Requirement
Would you copy the full listing that follows without changing a thing?

Supplied data
== Segment start ==
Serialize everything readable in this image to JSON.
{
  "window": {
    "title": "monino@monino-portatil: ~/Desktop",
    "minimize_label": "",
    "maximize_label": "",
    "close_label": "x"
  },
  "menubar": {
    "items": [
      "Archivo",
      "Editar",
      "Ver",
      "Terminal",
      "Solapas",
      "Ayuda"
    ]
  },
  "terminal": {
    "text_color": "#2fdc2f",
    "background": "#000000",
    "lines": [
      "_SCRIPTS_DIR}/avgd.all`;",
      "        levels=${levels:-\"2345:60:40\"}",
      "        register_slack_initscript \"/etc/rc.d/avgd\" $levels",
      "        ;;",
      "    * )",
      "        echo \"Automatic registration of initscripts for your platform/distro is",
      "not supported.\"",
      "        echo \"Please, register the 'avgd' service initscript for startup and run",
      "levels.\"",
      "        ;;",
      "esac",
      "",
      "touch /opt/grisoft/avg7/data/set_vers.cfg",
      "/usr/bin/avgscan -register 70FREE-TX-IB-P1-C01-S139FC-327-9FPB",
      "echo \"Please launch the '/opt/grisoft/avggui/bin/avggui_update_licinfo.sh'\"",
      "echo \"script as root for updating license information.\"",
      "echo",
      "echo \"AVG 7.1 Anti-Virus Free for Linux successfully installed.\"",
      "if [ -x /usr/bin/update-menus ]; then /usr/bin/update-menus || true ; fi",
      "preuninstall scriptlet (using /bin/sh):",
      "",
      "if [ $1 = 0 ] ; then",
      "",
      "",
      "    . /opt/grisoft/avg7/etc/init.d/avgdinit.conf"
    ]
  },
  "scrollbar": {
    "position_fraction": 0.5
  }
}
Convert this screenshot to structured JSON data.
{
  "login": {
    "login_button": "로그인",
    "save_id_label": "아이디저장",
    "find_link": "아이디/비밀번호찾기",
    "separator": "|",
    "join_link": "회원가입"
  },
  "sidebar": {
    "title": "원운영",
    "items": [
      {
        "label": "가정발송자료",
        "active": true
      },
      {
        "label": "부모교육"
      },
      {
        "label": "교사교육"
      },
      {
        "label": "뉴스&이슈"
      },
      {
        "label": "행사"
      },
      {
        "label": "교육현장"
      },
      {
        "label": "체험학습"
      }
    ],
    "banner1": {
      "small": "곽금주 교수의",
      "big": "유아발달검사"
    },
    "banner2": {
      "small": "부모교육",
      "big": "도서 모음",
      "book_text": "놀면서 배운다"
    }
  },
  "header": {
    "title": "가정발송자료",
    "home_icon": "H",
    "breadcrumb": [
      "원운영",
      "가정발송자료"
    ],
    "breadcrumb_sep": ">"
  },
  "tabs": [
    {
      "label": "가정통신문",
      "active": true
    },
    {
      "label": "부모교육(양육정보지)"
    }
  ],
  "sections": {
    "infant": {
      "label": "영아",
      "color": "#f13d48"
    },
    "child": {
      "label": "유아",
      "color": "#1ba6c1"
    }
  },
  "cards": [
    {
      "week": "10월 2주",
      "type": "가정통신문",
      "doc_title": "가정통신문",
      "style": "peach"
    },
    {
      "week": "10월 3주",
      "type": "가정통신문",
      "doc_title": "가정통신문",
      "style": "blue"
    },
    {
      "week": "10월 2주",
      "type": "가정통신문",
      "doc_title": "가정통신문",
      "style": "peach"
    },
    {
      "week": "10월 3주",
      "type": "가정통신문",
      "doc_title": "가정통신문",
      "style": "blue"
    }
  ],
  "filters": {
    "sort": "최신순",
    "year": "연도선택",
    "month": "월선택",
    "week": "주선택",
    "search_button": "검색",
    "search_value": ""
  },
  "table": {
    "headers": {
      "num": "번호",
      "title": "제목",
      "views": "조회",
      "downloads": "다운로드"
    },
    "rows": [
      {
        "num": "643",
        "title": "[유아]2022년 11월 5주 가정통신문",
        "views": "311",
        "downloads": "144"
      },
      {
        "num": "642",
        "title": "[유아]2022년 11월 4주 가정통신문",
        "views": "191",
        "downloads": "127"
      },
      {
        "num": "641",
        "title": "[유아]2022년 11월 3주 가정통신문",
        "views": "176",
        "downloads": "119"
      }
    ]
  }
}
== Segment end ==
Task result
Serialize everything readable in this image to JSON.
{
  "window": {
    "title": "monino@monino-portatil: ~/Desktop",
    "minimize_label": "",
    "maximize_label": "",
    "close_label": "x"
  },
  "menubar": {
    "items": [
      "Archivo",
      "Editar",
      "Ver",
      "Terminal",
      "Solapas",
      "Ayuda"
    ]
  },
  "terminal": {
    "text_color": "#2fdc2f",
    "background": "#000000",
    "lines": [
      "_SCRIPTS_DIR}/avgd.all`;",
      "        levels=${levels:-\"2345:60:40\"}",
      "        register_slack_initscript \"/etc/rc.d/avgd\" $levels",
      "        ;;",
      "    * )",
      "        echo \"Automatic registration of initscripts for your platform/distro is",
      "not supported.\"",
      "        echo \"Please, register the 'avgd' service initscript for startup and run",
      "levels.\"",
      "        ;;",
      "esac",
      "",
      "touch /opt/grisoft/avg7/data/set_vers.cfg",
      "/usr/bin/avgscan -register 70FREE-TX-IB-P1-C01-S139FC-327-9FPB",
      "echo \"Please launch the '/opt/grisoft/avggui/bin/avggui_update_licinfo.sh'\"",
      "echo \"script as root for updating license information.\"",
      "echo",
      "echo \"AVG 7.1 Anti-Virus Free for Linux successfully installed.\"",
      "if [ -x /usr/bin/update-menus ]; then /usr/bin/update-menus || true ; fi",
      "preuninstall scriptlet (using /bin/sh):",
      "",
      "if [ $1 = 0 ] ; then",
      "",
      "",
      "    . /opt/grisoft/avg7/etc/init.d/avgdinit.conf"
    ]
  },
  "scrollbar": {
    "position_fraction": 0.5
  }
}
Convert this screenshot to structured JSON data.
{
  "login": {
    "login_button": "로그인",
    "save_id_label": "아이디저장",
    "find_link": "아이디/비밀번호찾기",
    "separator": "|",
    "join_link": "회원가입"
  },
  "sidebar": {
    "title": "원운영",
    "items": [
      {
        "label": "가정발송자료",
        "active": true
      },
      {
        "label": "부모교육"
      },
      {
        "label": "교사교육"
      },
      {
        "label": "뉴스&이슈"
      },
      {
        "label": "행사"
      },
      {
        "label": "교육현장"
      },
      {
        "label": "체험학습"
      }
    ],
    "banner1": {
      "small": "곽금주 교수의",
      "big": "유아발달검사"
    },
    "banner2": {
      "small": "부모교육",
      "big": "도서 모음",
      "book_text": "놀면서 배운다"
    }
  },
  "header": {
    "title": "가정발송자료",
    "home_icon": "H",
    "breadcrumb": [
      "원운영",
      "가정발송자료"
    ],
    "breadcrumb_sep": ">"
  },
  "tabs": [
    {
      "label": "가정통신문",
      "active": true
    },
    {
      "label": "부모교육(양육정보지)"
    }
  ],
  "sections": {
    "infant": {
      "label": "영아",
      "color": "#f13d48"
    },
    "child": {
      "label": "유아",
      "color": "#1ba6c1"
    }
  },
  "cards": [
    {
      "week": "10월 2주",
      "type": "가정통신문",
      "doc_title": "가정통신문",
      "style": "peach"
    },
    {
      "week": "10월 3주",
      "type": "가정통신문",
      "doc_title": "가정통신문",
      "style": "blue"
    },
    {
      "week": "10월 2주",
      "type": "가정통신문",
      "doc_title": "가정통신문",
      "style": "peach"
    },
    {
      "week": "10월 3주",
      "type": "가정통신문",
      "doc_title": "가정통신문",
      "style": "blue"
    }
  ],
  "filters": {
    "sort": "최신순",
    "year": "연도선택",
    "month": "월선택",
    "week": "주선택",
    "search_button": "검색",
    "search_value": ""
  },
  "table": {
    "headers": {
      "num": "번호",
      "title": "제목",
      "views": "조회",
      "downloads": "다운로드"
    },
    "rows": [
      {
        "num": "643",
        "title": "[유아]2022년 11월 5주 가정통신문",
        "views": "311",
        "downloads": "144"
      },
      {
        "num": "642",
        "title": "[유아]2022년 11월 4주 가정통신문",
        "views": "191",
        "downloads": "127"
      },
      {
        "num": "641",
        "title": "[유아]2022년 11월 3주 가정통신문",
        "views": "176",
        "downloads": "119"
      }
    ]
  }
}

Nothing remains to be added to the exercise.